Sunday Morning ~ Hope
Sunga khosi, mkanda uoneka. ~ Keep your neck, the pearl will come.
~ Chewa proverb
July 28, 2019
I’m not sure why but I’m feeling hopeful this week. There are lots of events that ordinarily would have been despairing in my estimation: UK’s election for one, the fact that our country is still under the same leadership as last week another, but as I sit on my porch this morning watching bees exploring my recently blossomed hydrangea, I’ve got an inside churning with optimism. Go figure.
I saw the 80 year old Judy Collins on Friday night, standing in stiletto heels for an hour and a half singing the old songs, her voice cracking here and there but still sounding like Judy Collins. I’d not been a huge Judy Collins fan when she was top of the charts, but she was such an icon of my generation and here she was in our little renovated downtown theater, so how could I not go? I’d bought the ticket months ago and went alone but knew everyone sitting around me. Small town. To my right was a dear friend and we commented back and forth through the performance, and both laughed when she started singing Both Sides Now and the male half of three different couples in front of us slowly raised their arms and encircled the shoulders of their partners. It was so spontaneous, the song so obviously evoking sweet romantic memories, we laughed that they all had the same response to it. That song triggers some warm fuzzy memories of my own, but more of the potential of youth than any specific romantic interest. I was much more moved by her encore. She returned to the stage amid the standing ovation, took the microphone without her guitar, and sang Amazing Grace with only her pianist accompanying her. It was stunning. And it gave me hope. The wretch was saved.
When I got home from the concert I looked up the biography of Judy Collins. I realized as I watched her sing I knew nothing about her. She talked about her father and his radio and stage career (I had no idea who he was) and made references to her wilder days and alluded to drinking, but it was all a little vague and I didn’t have a clear picture of where she’d come from. I read about the origin of her songs, what a musical prodigy she was, her activism, her alcoholism, the suicide of her only son, and how she has come through all that. And at eighty she could still stand in heels and perform for a sold-out audience and move people to hug their partners and stand up and cheer. It all gave me hope.

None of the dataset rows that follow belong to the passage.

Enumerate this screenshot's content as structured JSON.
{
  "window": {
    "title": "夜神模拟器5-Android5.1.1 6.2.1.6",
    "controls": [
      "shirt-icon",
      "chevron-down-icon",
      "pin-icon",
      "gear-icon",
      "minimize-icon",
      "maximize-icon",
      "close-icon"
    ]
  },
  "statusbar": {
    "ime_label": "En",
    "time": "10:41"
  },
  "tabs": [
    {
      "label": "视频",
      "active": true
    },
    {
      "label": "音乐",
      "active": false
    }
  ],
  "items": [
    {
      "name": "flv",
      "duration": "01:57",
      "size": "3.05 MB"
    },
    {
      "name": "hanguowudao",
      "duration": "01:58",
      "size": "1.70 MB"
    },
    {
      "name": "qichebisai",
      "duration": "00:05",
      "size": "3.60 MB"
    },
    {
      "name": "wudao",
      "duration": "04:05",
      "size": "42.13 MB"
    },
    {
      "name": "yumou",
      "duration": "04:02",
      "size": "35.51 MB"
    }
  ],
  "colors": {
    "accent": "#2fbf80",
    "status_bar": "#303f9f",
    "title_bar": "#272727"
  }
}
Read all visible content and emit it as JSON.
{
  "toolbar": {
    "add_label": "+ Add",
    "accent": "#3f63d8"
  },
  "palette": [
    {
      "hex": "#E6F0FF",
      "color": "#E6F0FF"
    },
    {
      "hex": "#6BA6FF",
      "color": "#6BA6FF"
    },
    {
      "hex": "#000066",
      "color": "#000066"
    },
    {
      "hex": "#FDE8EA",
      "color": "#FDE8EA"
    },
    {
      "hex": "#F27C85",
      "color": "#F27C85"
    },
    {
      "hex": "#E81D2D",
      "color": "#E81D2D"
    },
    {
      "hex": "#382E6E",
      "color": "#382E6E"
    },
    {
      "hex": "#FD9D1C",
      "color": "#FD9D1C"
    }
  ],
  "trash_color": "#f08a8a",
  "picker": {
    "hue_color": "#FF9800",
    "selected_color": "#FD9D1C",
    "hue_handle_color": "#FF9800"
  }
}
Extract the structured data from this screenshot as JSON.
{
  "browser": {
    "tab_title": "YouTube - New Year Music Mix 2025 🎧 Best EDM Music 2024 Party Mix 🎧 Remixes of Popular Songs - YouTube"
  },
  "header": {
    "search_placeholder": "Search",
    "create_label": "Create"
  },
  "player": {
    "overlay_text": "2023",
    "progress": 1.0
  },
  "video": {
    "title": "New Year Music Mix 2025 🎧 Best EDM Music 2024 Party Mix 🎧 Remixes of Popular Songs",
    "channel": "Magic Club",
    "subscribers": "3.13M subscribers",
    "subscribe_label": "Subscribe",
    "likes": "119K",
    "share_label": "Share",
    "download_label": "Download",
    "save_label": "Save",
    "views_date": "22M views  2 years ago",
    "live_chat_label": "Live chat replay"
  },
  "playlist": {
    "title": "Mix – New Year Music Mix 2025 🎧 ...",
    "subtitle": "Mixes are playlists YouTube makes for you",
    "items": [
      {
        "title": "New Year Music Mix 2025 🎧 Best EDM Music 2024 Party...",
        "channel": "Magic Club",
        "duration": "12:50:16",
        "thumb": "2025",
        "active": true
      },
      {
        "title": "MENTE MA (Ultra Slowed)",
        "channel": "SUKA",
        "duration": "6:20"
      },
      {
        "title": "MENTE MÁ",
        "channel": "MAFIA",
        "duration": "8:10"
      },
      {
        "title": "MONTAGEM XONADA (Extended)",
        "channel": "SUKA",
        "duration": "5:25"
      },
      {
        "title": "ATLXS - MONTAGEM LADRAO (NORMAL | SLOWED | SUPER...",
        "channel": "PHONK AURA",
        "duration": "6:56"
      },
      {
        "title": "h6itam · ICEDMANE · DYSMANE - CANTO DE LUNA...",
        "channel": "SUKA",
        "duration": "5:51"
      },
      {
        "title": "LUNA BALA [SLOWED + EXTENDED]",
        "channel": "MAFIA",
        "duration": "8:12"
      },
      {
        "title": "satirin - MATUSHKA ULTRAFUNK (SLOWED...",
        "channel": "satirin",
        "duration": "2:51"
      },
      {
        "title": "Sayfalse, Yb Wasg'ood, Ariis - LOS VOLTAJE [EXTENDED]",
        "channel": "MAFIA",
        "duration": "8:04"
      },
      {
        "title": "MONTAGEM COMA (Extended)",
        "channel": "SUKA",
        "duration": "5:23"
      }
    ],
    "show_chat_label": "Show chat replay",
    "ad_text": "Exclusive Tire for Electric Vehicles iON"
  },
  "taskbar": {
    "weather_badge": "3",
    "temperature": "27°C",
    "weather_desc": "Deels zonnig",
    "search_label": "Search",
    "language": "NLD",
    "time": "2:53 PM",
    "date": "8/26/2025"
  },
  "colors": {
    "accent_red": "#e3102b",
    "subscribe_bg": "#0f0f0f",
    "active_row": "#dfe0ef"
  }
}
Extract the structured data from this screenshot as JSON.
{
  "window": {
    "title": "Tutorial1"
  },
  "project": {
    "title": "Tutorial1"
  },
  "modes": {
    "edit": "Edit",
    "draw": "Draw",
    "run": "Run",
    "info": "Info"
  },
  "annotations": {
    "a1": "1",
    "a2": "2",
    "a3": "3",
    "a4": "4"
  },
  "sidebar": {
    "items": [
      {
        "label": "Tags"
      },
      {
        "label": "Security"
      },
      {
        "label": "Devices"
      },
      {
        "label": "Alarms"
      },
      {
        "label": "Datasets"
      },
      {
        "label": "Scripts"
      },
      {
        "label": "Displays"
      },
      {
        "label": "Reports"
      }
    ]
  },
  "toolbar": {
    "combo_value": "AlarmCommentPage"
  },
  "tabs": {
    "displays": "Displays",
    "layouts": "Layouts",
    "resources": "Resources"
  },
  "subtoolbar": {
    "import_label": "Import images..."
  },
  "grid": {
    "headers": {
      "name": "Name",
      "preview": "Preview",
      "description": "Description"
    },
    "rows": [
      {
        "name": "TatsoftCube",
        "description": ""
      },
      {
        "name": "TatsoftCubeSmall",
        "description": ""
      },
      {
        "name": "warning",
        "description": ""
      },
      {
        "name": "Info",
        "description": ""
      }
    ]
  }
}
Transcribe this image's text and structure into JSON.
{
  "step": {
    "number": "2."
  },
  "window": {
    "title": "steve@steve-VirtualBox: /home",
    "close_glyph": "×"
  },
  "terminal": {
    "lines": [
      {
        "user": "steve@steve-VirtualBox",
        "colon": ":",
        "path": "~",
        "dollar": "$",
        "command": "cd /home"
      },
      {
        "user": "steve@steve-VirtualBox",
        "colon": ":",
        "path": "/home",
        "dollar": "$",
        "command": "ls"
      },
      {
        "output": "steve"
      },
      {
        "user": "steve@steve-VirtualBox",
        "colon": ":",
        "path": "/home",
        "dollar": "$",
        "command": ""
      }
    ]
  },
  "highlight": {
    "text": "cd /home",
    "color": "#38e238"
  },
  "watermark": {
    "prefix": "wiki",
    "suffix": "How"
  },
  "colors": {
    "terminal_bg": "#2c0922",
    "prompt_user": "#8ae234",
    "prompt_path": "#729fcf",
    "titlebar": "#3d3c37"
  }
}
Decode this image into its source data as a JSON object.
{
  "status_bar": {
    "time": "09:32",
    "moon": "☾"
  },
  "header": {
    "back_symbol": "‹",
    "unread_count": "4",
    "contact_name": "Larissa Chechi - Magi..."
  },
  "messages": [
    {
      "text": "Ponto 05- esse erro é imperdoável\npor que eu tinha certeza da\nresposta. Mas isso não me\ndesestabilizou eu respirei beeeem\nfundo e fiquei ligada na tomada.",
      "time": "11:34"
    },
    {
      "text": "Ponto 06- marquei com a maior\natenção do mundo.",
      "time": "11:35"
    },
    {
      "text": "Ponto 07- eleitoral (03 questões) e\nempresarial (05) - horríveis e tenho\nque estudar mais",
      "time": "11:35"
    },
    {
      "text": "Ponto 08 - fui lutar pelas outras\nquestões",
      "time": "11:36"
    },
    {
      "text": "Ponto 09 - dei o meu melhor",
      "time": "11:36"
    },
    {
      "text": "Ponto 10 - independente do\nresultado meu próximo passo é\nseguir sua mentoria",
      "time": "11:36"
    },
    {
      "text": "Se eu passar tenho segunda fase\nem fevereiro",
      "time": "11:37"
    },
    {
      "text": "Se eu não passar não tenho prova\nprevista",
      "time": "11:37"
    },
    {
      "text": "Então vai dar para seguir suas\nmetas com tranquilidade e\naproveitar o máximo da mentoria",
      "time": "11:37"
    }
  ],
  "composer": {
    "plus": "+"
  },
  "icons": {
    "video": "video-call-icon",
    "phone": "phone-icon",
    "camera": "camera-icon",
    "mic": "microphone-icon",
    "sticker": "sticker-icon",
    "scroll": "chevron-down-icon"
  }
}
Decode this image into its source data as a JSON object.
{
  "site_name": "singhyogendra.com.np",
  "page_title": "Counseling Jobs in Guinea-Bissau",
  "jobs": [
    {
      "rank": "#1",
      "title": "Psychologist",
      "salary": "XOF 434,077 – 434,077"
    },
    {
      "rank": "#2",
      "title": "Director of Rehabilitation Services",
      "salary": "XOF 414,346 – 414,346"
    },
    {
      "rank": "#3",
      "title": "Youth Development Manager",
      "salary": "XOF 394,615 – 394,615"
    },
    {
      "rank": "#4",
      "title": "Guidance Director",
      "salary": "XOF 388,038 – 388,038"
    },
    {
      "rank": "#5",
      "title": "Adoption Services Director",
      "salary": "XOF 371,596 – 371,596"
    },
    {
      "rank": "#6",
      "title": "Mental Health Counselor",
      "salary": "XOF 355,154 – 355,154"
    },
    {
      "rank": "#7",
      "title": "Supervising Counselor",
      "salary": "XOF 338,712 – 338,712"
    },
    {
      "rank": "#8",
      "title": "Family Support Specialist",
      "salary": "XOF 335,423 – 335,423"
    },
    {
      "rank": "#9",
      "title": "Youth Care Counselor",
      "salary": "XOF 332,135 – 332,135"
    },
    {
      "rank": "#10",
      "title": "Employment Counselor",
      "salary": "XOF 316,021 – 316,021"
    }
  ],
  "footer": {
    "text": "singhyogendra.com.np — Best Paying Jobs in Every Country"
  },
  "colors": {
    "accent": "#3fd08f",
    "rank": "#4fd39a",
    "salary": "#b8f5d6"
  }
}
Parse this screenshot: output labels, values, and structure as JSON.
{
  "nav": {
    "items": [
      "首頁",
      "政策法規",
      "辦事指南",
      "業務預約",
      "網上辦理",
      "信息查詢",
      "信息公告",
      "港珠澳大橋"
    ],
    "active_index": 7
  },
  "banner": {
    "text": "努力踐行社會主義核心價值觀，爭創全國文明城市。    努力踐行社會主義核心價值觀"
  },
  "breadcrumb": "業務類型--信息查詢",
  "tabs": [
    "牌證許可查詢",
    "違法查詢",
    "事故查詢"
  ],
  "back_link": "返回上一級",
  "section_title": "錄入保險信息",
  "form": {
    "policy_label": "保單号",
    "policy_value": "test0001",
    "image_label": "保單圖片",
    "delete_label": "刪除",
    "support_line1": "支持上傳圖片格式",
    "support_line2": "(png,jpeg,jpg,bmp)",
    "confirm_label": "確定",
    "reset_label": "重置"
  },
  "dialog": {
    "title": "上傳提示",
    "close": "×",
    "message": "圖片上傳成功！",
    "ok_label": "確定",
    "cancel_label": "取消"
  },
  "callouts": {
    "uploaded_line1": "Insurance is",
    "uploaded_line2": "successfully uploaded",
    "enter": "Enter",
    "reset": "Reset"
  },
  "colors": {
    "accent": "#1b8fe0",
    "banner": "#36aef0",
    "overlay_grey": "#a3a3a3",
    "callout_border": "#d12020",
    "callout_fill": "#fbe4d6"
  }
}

At mass this morning we had a missionary guest, a Brother from Uganda who works with prison inmates and the homeless. Before he spoke he sang, a cappella, a hymn from Uganda that came straight from his bone marrow. I was covered in goose bumps. He then described his childhood in a Ugandan village with an alcoholic father and desperate poverty. He said it is miraculous to him that he could be standing in the church here in Maine speaking to all of us. His story was remarkable and it gave me hope.
It’s music festival week here and last evening the house was filled with talent and energy. We talked politics and someone asked if I really thought Betsy Sweet had a chance of beating Susan Collins? I said, “Well, sure if people vote for her she has a chance.” And all of a sudden it seemed so easy, so hopeful, that we can turn this around. So, yeah, keep your neck. The pearl is coming.
Love to all,